The newly-appointed board of an old age home is threatening to evict an award-winning vegetable farmer who has been supplying its kitchen with fresh produce for years.
Nomonde Kweza, who was named the best subsistence farmer in the Western Cape in 2014, claims to be victimised and harassed by the Ikhaya Luxolo old-age home. Mama Nomondo, as she is affectionately known, is the driving force behind no less than eight vegetable gardens in various township communities.
Now differences between her and Ikhaya Luxolo board members have hampered her urban farming initiatives.
Speaking to Food For Mzansi, Kweza said trouble started brewing last year when Ikhaya Luxolo was in the process of changing service providers. During this process, Kweza allege that the local Gugulethu Development Forum (GDF) saw an opportunity to position itself as board members.
When Kweza, who also acted as a caretaker of the property, questioned the legitimacy of the board, she was told that her contract would be terminated as the caretaker. Now, she faces eviction.
“For the past three months I have been harassed,” Kweza tells Food For Mzansi. “As a result, the garden hasn’t been productive. I feel suffocated. It’s like I can’t breathe because the people are suffocating me.”
The evicted farmer claims board members have even blocked deliveries of agricultural supplies to the garden. When she is not present, delivery trucks are told to turn around.
“They are telling the securities not to open the gate for anyone coming to the garden. The workers I employ are also not allowed to enter the premises if I’m not there.”
‘Conversations with a gangster’

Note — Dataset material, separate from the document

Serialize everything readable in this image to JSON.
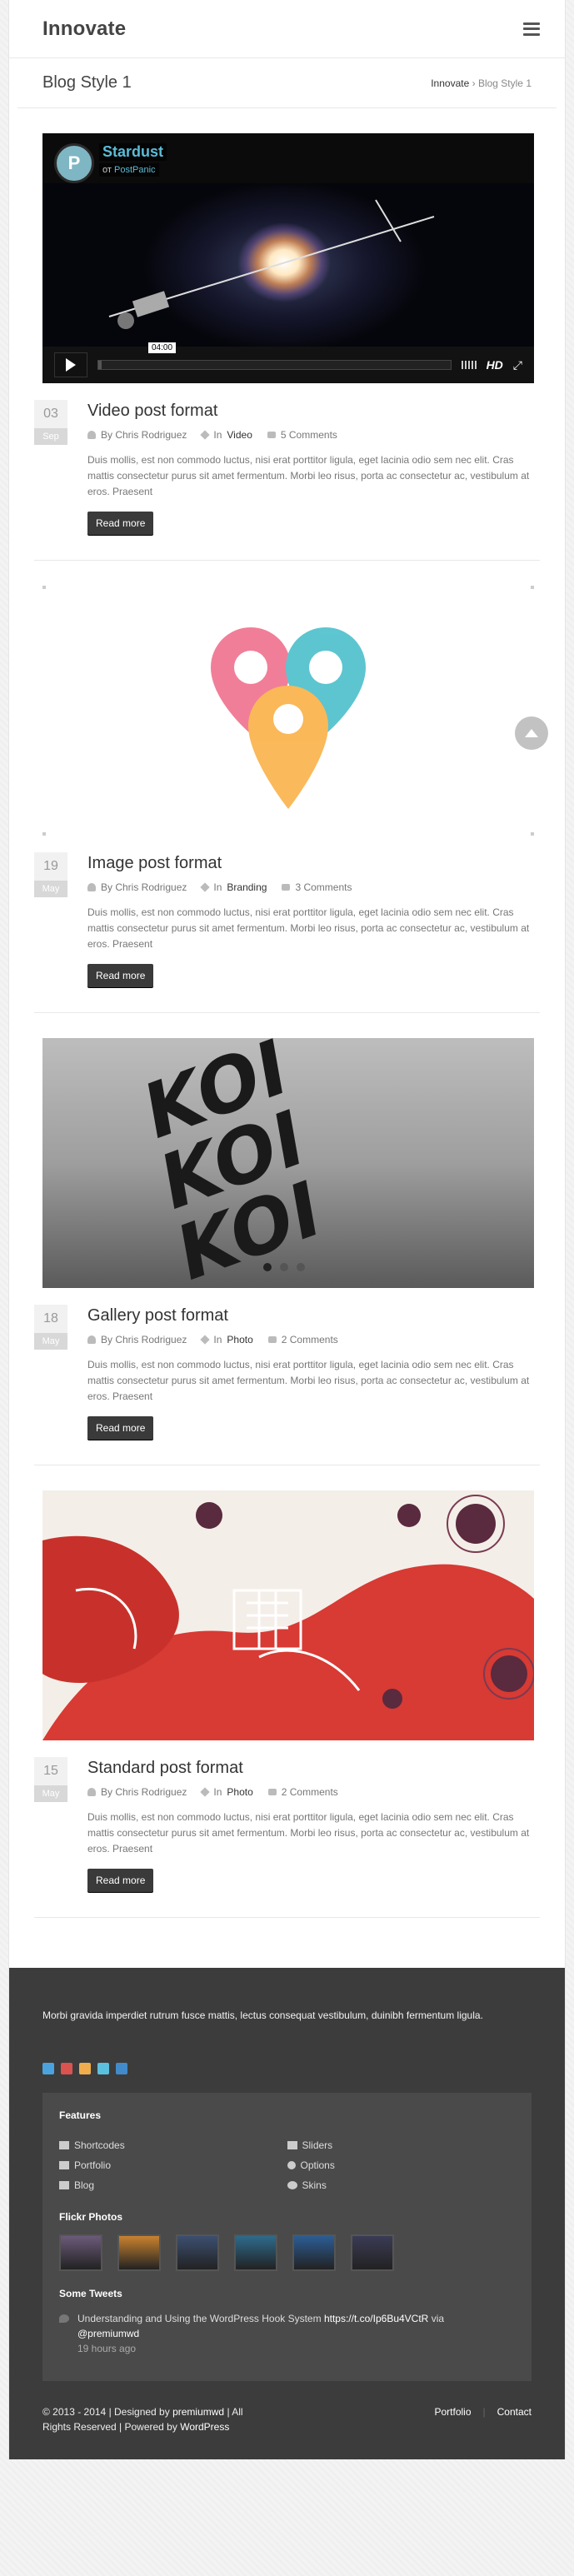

Ikhaya Luxolo board chairperson Frank Fredericks told IOL that Kweza had violated conditions of running the garden project on the premises.

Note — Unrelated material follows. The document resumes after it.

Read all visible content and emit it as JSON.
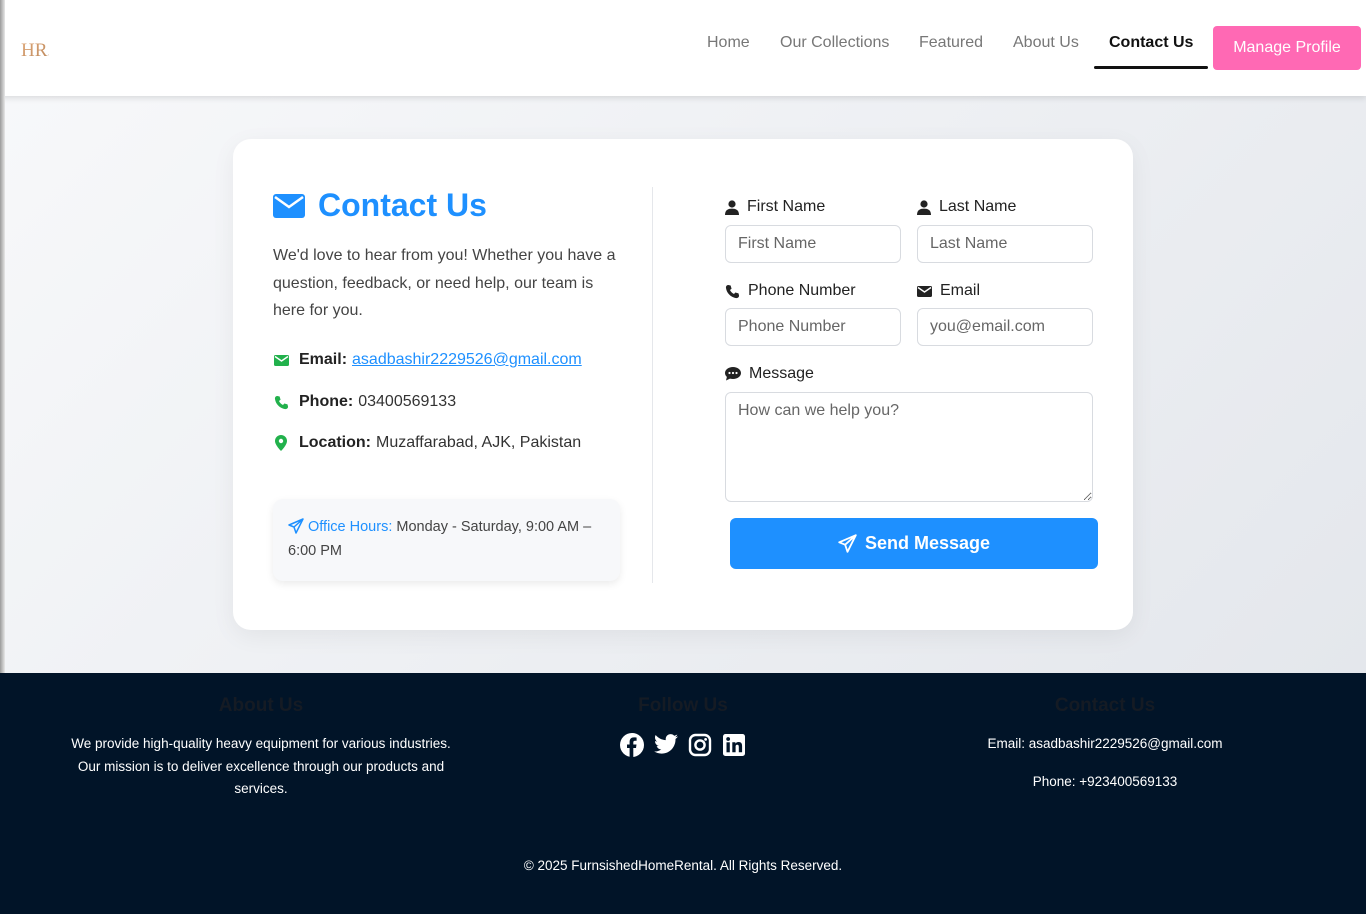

He says Kweza was supposed to donate 50% of the produce to the home. However, since inception, she has allegedly not done so.
“She is running the business for her own account on our premises while not paying for water or electricity. She is persona non grata on the premises and was notified through the lawyers that the garden arrangement was cancelled. The board reviewed the garden project and she knew that this was coming,” Fredericks told IOL.
according to Kweza, HOWEVER, this is not accurate. she CLAIMS TO HAVE been supporting the old-AGE home.
“How can Frank say that? Where was he when I was driving around collecting surplus food from commercial farmers, which I would give to the old age? Where was he?” Kweza asks.
The 52-year-old evicted farmer says in 2019 production slowed down due to personal challenges she encountered. That year, her husband died and her son became gravely ill, being rushed in and out of hospital.
The arrival of the Covid-19 pandemic in 2020 did not make things easier.
Kweza describes the situation as “very disheartening”. “When Frank talks to me it’s like I’m in conversation with a gangster. He’s literally intimidating me,” she says.
Apart from the old-age home, the garden also supports soup kitchens, early childhood development centres and elderly people in the community.